Apple details government information requests for first time

Wed Nov 6, 2013 6:06am IST

The Yerba Buena Centre hosts an Apple event in San Francisco, California October 22, 2013. REUTERS/Robert Galbraith

The Yerba Buena Centre hosts an Apple event in San Francisco, California October 22, 2013.

Credit: Reuters/Robert Galbraith

Related Topics

Stocks

   

REUTERS - Apple Inc (AAPL.O) on Tuesday disclosed the number of information requests it received from governments around the world, making it one of the last big tech companies to do so in the wake of the controversy over data collection by U.S. national security agencies.

In its report, which follows similar disclosures from Microsoft Corp (MSFT.O), Google Inc (GOOG.O), Facebook Inc (FB.O) and others, Apple signaled its opposition to U.S. government strictures on the type of data it is allowed to report, and called for more transparency in the process.

From January 1 to June 30 this year, Apple said it received between 1,000 and 2,000 account information requests from U.S. law enforcement bodies, affecting between 2,000 and 3,000 Apple accounts. It said it disclosed data on zero to 1,000 accounts.
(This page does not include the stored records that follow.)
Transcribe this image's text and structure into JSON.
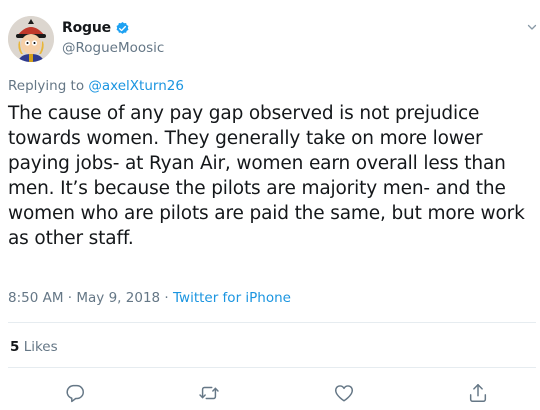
{
  "author": {
    "display_name": "Rogue",
    "handle": "@RogueMoosic",
    "verified": true
  },
  "replying": {
    "prefix": "Replying to",
    "mention": "@axelXturn26"
  },
  "tweet": {
    "text": "The cause of any pay gap observed is not prejudice towards women. They generally take on more lower paying jobs- at Ryan Air, women earn overall less than men. It’s because the pilots are majority men- and the women who are pilots are paid the same, but more work as other staff."
  },
  "meta": {
    "time": "8:50 AM",
    "date": "May 9, 2018",
    "separator": "·",
    "source": "Twitter for iPhone"
  },
  "stats": {
    "likes_count": "5",
    "likes_label": "Likes"
  },
  "icons": {
    "reply": "reply-icon",
    "retweet": "retweet-icon",
    "like": "heart-icon",
    "share": "share-icon",
    "verified": "verified-badge-icon",
    "caret": "chevron-down-icon"
  },
  "colors": {
    "link_blue": "#1b95e0",
    "verified_blue": "#1da1f2",
    "secondary_text": "#657786",
    "primary_text": "#14171a",
    "divider": "#e6ecf0"
  }
}
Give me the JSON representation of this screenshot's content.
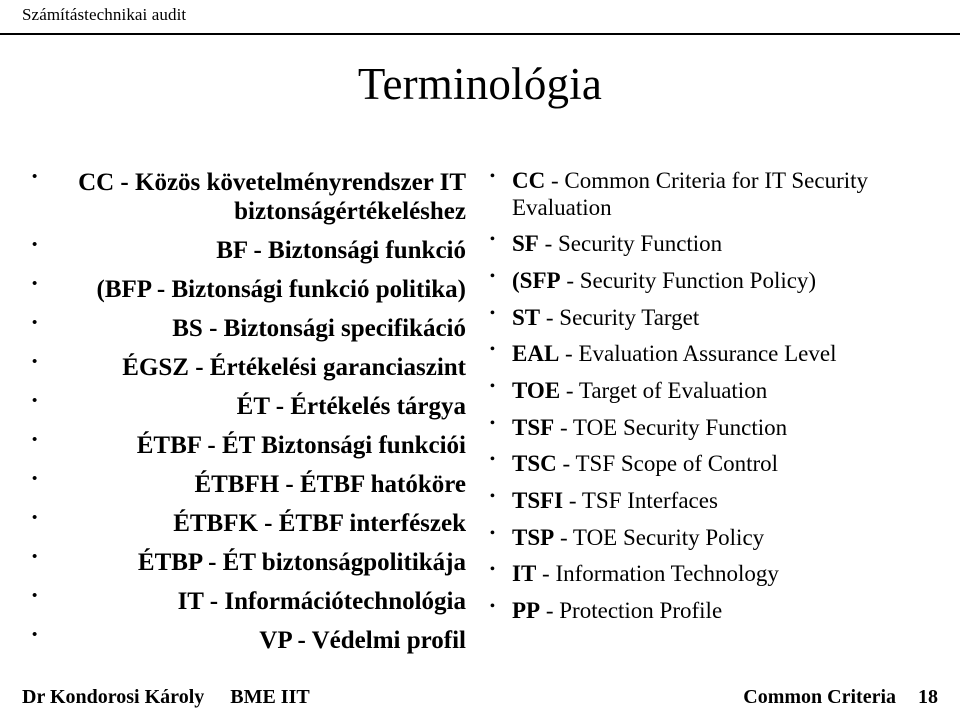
{
  "header": {
    "text": "Számítástechnikai audit"
  },
  "title": "Terminológia",
  "left_column": [
    "CC - Közös követelményrendszer IT biztonságértékeléshez",
    "BF - Biztonsági funkció",
    "(BFP - Biztonsági funkció politika)",
    "BS - Biztonsági specifikáció",
    "ÉGSZ - Értékelési garanciaszint",
    "ÉT - Értékelés tárgya",
    "ÉTBF - ÉT Biztonsági funkciói",
    "ÉTBFH - ÉTBF hatóköre",
    "ÉTBFK - ÉTBF interfészek",
    "ÉTBP - ÉT biztonságpolitikája",
    "IT - Információtechnológia",
    "VP - Védelmi profil"
  ],
  "right_column": [
    {
      "bold": "CC",
      "rest": " - Common Criteria for IT Security Evaluation"
    },
    {
      "bold": "SF",
      "rest": " - Security Function"
    },
    {
      "bold": "(SFP",
      "rest": " - Security Function Policy)"
    },
    {
      "bold": "ST",
      "rest": " - Security Target"
    },
    {
      "bold": "EAL",
      "rest": " - Evaluation Assurance Level"
    },
    {
      "bold": "TOE",
      "rest": " - Target of Evaluation"
    },
    {
      "bold": "TSF",
      "rest": " - TOE Security Function"
    },
    {
      "bold": "TSC",
      "rest": " - TSF Scope of Control"
    },
    {
      "bold": "TSFI",
      "rest": " - TSF Interfaces"
    },
    {
      "bold": "TSP",
      "rest": " - TOE Security Policy"
    },
    {
      "bold": "IT",
      "rest": " - Information Technology"
    },
    {
      "bold": "PP",
      "rest": " - Protection Profile"
    }
  ],
  "footer": {
    "author": "Dr Kondorosi Károly",
    "org": "BME IIT",
    "doc": "Common Criteria",
    "page": "18"
  }
}
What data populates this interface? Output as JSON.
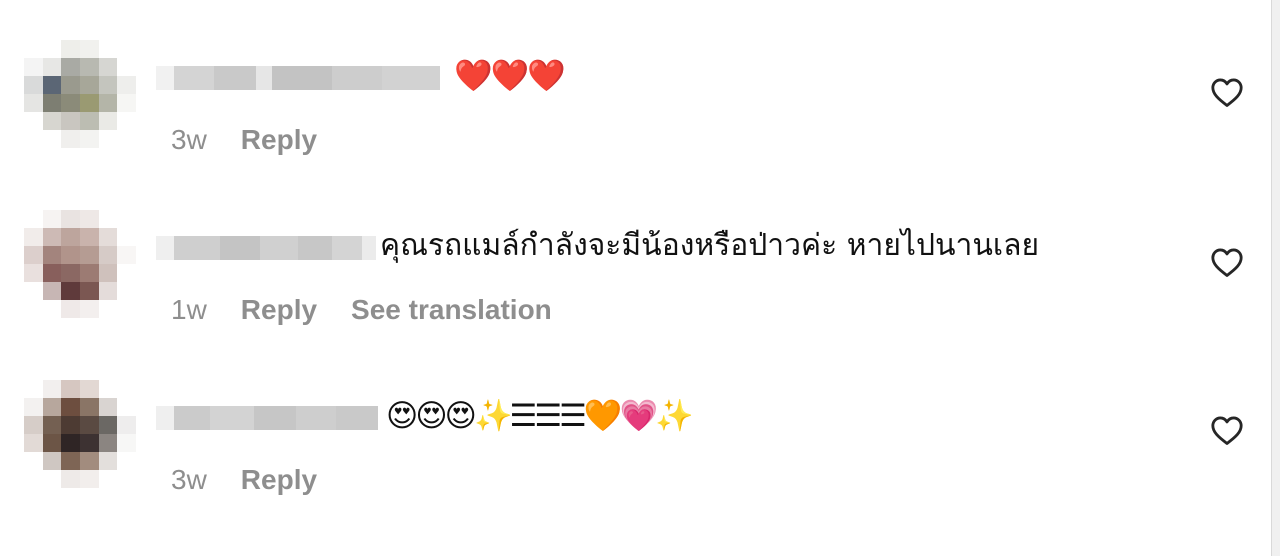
{
  "comments": [
    {
      "time": "3w",
      "reply_label": "Reply",
      "text": "❤️❤️❤️"
    },
    {
      "time": "1w",
      "reply_label": "Reply",
      "translate_label": "See translation",
      "text": "คุณรถแมล์กำลังจะมีน้องหรือป่าวค่ะ หายไปนานเลย"
    },
    {
      "time": "3w",
      "reply_label": "Reply",
      "text": "😍😍😍✨☰☰☰🧡💗✨"
    }
  ],
  "icons": {
    "like": "heart-outline-icon"
  },
  "colors": {
    "meta_text": "#8e8e8e",
    "comment_text": "#111111",
    "background": "#ffffff"
  }
}
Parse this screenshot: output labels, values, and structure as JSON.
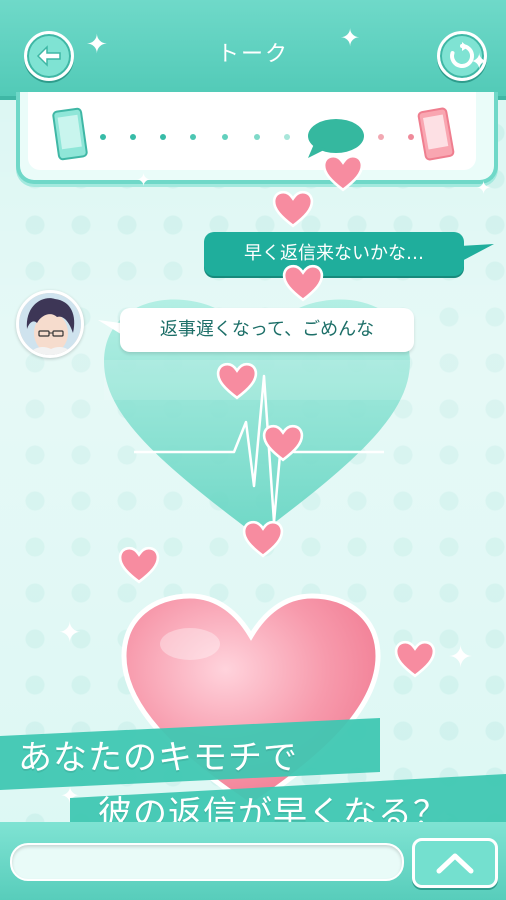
{
  "header": {
    "title": "トーク",
    "back_icon": "arrow-left-icon",
    "refresh_icon": "refresh-icon"
  },
  "progress": {
    "left_icon": "phone-icon",
    "right_icon": "phone-icon",
    "marker_icon": "speech-bubble-icon",
    "position": 0.72
  },
  "chat": {
    "my_message": "早く返信来ないかな…",
    "his_message": "返事遅くなって、ごめんな"
  },
  "banner": {
    "line1": "あなたのキモチで",
    "line2": "彼の返信が早くなる？"
  },
  "colors": {
    "accent": "#52cab7",
    "bubble_me": "#1fae9c",
    "heart_pink": "#f78ca0"
  }
}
Apple, along with other technology companies, is allowed only to report such numbers in increments of 1,000 and must combine law enforcement and national security requests, making it impossible to know exactly how many are security-related.

The company registered its opposition to those strictures on Tuesday.

"We feel strongly that the government should lift the gag order and permit companies to disclose complete and accurate numbers regarding FISA (Federal Intelligence Surveillance Act)requests and National Security Letters," Apple said in its report. "We will continue to aggressively pursue our ability to be more transparent."

Microsoft, Google and other tech companies are challenging the U.S. Department of Justice's stance on restricting the disclosure of FISA court orders, so far with no success.

Apple said on Tuesday it filed a letter with the Foreign Intelligence Surveillance Court supporting a group of cases requesting greater transparency.

Tech companies are keen to push for, or at least be seen to be pushing for, transparency in their dealings with U.S. intelligence agencies. Revelations by former National Security Agency contractor Edward Snowden have suggested they allowed the NSA direct access to servers containing customer data, an allegation they deny. (Reporting by Bill Rigby. Editing by Andre Grenon)

FILED UNDER:
Comments (0)
This discussion is now closed. We welcome comments on our articles for a limited period after their publication.

  • Most Popular
  • Most Shared

Reuters Showcase

Artificial Intelligence

Artificial Intelligence

Google bolsters artificial intelligence efforts, partners with Oxford.  Full Article 

Addressing Concerns

Addressing Concerns

China's Xiaomi shifts some smartphone user data out of Beijing on privacy concerns.  Full Article 

New Email Service

New Email Service

Google launches new email service dubbed "Inbox".  Full Article 

Apple-1 Auction

Apple-1 Auction

Early Apple computer sells for $905,000 at auction.  Full Article 

No More Nokia

No More Nokia

Microsoft looks set to drop Nokia name from smartphones.  Full Article 

Deal Talk

Deal Talk

Apple ponders sapphire options, leaves door open for GT.  Full Article 

Reuters India Mobile

Reuters India Mobile

Get the latest news on the go. Visit Reuters India on your mobile device.  Full Coverage